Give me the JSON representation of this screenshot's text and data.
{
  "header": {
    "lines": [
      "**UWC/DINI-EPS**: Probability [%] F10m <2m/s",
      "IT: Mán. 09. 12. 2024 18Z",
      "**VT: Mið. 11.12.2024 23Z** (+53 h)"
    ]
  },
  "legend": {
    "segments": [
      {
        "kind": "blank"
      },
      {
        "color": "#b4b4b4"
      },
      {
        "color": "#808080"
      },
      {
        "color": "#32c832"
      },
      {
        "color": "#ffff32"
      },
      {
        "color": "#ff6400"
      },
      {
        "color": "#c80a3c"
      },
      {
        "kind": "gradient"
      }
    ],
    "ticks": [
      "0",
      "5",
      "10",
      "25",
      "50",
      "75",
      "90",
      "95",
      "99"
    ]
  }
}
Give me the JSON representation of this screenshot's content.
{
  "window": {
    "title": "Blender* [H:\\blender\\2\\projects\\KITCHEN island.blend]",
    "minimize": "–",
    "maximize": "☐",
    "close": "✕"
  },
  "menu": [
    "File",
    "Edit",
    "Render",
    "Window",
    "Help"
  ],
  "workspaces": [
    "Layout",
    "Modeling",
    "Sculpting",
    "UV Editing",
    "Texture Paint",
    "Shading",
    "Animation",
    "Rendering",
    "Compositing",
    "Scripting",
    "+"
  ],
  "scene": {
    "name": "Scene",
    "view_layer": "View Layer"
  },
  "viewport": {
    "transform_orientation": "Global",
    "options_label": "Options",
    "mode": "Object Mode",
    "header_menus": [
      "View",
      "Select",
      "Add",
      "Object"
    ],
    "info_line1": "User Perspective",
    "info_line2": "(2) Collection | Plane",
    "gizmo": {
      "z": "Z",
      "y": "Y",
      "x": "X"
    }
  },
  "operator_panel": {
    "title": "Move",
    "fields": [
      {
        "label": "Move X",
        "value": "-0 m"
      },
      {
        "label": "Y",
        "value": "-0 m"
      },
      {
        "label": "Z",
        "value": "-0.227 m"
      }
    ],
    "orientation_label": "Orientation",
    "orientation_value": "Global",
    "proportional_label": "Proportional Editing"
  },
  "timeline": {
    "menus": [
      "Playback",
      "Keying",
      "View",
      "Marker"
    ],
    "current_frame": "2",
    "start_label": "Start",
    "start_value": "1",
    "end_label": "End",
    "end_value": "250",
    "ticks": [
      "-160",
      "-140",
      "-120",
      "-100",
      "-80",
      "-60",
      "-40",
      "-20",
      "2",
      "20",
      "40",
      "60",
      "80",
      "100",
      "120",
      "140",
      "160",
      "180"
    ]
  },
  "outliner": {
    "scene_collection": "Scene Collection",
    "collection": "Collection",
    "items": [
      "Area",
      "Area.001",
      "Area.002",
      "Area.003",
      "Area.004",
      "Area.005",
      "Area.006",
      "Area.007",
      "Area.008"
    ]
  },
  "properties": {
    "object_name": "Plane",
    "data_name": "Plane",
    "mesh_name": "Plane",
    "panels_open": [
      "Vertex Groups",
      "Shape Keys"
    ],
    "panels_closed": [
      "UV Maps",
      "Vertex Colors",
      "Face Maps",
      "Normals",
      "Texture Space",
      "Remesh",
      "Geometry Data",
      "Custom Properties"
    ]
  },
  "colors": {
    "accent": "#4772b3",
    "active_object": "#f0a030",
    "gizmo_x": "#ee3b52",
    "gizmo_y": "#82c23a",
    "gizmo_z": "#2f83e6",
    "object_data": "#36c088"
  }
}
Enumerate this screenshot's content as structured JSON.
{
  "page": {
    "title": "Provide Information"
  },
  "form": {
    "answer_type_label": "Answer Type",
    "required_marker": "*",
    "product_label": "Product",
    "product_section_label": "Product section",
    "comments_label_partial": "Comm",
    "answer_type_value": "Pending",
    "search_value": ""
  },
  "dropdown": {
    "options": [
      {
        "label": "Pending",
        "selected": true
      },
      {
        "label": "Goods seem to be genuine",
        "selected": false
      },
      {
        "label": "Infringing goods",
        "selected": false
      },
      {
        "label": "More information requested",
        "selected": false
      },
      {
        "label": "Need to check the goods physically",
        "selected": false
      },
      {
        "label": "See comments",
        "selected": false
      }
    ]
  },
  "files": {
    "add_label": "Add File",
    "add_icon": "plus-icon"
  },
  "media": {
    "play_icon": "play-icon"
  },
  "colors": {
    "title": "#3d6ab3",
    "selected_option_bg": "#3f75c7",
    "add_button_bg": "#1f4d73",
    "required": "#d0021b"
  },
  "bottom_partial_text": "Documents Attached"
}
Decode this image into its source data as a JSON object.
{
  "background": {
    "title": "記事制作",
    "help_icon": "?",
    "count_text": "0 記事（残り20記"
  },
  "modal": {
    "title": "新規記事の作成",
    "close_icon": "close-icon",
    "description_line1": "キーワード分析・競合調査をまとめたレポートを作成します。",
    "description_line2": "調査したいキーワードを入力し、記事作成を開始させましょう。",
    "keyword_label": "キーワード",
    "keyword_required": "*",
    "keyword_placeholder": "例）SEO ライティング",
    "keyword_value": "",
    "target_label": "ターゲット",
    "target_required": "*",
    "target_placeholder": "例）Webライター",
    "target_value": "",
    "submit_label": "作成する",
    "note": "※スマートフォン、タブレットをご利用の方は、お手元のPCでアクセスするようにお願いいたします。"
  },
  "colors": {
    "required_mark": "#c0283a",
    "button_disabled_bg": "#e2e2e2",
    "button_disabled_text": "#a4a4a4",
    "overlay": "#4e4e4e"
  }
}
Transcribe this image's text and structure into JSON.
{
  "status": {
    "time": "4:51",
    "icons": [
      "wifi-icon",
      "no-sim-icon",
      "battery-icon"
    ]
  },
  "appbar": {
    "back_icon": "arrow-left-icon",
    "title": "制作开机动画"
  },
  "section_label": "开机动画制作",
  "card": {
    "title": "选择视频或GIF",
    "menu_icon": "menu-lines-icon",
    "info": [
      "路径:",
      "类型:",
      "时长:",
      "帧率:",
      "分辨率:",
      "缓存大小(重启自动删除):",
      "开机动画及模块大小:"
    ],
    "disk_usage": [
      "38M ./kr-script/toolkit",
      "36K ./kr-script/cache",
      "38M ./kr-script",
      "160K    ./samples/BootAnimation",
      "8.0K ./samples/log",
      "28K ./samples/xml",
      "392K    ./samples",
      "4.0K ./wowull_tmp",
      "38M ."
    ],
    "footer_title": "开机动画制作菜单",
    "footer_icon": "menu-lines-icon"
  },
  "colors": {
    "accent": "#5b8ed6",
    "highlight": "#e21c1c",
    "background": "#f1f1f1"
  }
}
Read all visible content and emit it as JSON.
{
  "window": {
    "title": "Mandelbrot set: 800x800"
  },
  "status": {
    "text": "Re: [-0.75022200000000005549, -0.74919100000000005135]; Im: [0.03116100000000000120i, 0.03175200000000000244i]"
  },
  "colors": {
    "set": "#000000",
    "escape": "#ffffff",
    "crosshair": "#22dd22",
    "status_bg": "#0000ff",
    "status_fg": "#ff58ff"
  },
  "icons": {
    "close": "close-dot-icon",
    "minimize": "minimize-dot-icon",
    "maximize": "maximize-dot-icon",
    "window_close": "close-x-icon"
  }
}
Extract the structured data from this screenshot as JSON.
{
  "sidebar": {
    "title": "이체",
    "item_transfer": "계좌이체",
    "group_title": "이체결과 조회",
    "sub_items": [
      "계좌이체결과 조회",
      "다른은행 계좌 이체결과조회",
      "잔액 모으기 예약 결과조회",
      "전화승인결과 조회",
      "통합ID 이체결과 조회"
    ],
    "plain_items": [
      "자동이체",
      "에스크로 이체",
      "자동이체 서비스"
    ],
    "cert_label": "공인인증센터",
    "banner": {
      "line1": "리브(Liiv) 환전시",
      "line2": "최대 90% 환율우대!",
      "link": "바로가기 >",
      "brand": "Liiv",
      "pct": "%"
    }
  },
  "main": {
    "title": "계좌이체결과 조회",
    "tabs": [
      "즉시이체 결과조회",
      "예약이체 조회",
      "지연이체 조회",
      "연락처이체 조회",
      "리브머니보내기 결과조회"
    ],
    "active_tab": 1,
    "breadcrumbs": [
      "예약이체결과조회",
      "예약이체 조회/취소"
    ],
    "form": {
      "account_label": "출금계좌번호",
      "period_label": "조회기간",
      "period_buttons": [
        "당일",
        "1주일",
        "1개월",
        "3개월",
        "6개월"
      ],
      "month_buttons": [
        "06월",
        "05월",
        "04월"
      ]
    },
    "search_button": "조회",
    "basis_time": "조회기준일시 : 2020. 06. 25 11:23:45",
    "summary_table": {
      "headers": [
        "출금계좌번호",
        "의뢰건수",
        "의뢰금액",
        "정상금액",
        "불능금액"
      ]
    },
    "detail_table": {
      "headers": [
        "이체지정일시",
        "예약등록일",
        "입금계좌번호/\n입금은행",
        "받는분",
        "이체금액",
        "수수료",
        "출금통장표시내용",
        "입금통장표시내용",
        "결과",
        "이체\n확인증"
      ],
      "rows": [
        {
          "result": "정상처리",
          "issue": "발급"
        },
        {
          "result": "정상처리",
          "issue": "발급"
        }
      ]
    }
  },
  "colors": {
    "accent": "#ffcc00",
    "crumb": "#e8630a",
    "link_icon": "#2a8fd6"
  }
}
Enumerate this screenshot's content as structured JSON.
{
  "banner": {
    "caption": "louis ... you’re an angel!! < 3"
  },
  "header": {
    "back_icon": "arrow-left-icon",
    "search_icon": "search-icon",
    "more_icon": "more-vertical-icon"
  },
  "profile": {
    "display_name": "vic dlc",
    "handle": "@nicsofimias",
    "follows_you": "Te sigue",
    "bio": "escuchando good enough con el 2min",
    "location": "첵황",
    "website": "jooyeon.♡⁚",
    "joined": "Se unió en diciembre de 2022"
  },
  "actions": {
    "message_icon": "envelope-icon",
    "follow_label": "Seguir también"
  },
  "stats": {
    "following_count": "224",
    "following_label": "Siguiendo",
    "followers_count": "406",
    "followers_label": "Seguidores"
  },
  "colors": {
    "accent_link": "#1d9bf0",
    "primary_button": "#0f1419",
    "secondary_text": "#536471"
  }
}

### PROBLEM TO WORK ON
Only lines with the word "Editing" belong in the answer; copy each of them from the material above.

### OUTPUT OF THE TASK
    "UV Editing",
    "proportional_label": "Proportional Editing"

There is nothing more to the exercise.